Each year, hundreds of animals die and people are injured in wildlife collisions. According to transportation studies, motor vehicle accidents involving wildlife rank as the third leading cause for crashes behind speeding and inattentive driving.
Last week Kayla Whitehead captured a graphic collision between an SUV and a moose on Highway 9 north of Silverthorne, CO. While the vehicle was damaged, the passengers were unharmed and were able to drive away from the accident. The moose can be seen walking away after the crash. Wildlife officers were not able to find the moose, and believe it was able to survive the accident.
Warning: This video contains graphic content and may be upsetting to some people.
Neither the moose or the passengers were seriously injured.
While some collisions may be unavoidable, motorists can reduce the likelihood of an accident by taking the following precautions:
Remember These Tips
- Slow Down! Driving more slowly increases reaction time and reduces the chance of a collision.
- Stay Alert while driving at dusk and dawn. This is when many of Colorado’s wildlife are the most active and are likely to be crossing roadways.
- Scan Ahead and watch for movement along roadsides. When driving at night, watch for shining eyes in headlights.
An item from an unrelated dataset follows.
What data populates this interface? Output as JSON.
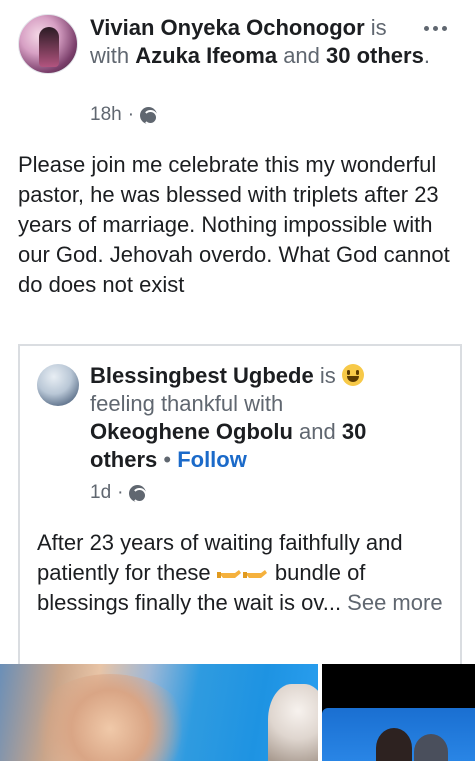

Always look and be prepared for more than one animal.
- Obey traffic signs and watch for wildlife warning signs.
Wildlife-related accidents can happen anywhere in Colorado. However, drivers should be especially cautious when traveling through forests and agricultural land, as well as the following “high-risk” areas:
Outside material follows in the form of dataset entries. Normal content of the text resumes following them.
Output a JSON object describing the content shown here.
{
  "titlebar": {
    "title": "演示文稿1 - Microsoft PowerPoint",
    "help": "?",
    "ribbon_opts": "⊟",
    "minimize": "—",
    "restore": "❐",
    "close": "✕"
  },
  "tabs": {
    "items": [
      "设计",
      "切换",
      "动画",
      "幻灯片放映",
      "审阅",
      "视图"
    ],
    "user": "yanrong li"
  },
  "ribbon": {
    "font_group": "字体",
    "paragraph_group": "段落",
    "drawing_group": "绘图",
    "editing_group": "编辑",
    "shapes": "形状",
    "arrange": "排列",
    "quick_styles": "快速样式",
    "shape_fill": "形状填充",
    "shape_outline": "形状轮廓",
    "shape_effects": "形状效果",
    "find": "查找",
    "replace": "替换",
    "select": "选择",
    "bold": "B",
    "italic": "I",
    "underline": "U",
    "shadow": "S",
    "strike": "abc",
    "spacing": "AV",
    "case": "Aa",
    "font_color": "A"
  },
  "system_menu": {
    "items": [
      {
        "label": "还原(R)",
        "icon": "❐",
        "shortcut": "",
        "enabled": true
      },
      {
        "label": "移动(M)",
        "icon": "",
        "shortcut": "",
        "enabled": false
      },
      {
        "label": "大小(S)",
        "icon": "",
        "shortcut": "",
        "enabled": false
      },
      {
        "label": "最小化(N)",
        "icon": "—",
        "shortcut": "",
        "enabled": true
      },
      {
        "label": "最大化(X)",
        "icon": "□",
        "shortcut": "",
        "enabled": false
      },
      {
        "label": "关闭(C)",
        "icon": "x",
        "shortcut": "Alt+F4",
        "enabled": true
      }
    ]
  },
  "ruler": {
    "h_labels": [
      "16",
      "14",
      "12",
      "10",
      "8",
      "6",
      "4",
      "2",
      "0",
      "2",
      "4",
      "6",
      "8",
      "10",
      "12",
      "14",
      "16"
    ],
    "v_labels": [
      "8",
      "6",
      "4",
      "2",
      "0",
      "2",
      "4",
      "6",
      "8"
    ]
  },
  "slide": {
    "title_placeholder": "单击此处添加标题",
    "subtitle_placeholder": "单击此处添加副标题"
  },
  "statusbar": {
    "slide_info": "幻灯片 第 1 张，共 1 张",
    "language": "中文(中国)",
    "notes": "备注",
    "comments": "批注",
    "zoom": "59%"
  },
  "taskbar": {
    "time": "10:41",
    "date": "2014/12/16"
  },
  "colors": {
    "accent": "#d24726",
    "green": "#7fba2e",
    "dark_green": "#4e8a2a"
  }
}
- Interstate 70 (Floyd Hill, Mt. Vernon Canyon and Eagle)
- US 285 (Morrison)
- Highway 160 (Durango to Pagosa Springs and Durango to Mancos)
- Highway 550 (north of Durango and from Montrose to Ouray)
- Interstate 25 (Castle Rock to Larkspur)
- Highway 82 (Glenwood Springs to Aspen)
- Highway 36 (Boulder to Lyons)
- Highway 93 (Golden to Boulder)
- Highway 9 (Silverthorne to Kremmling)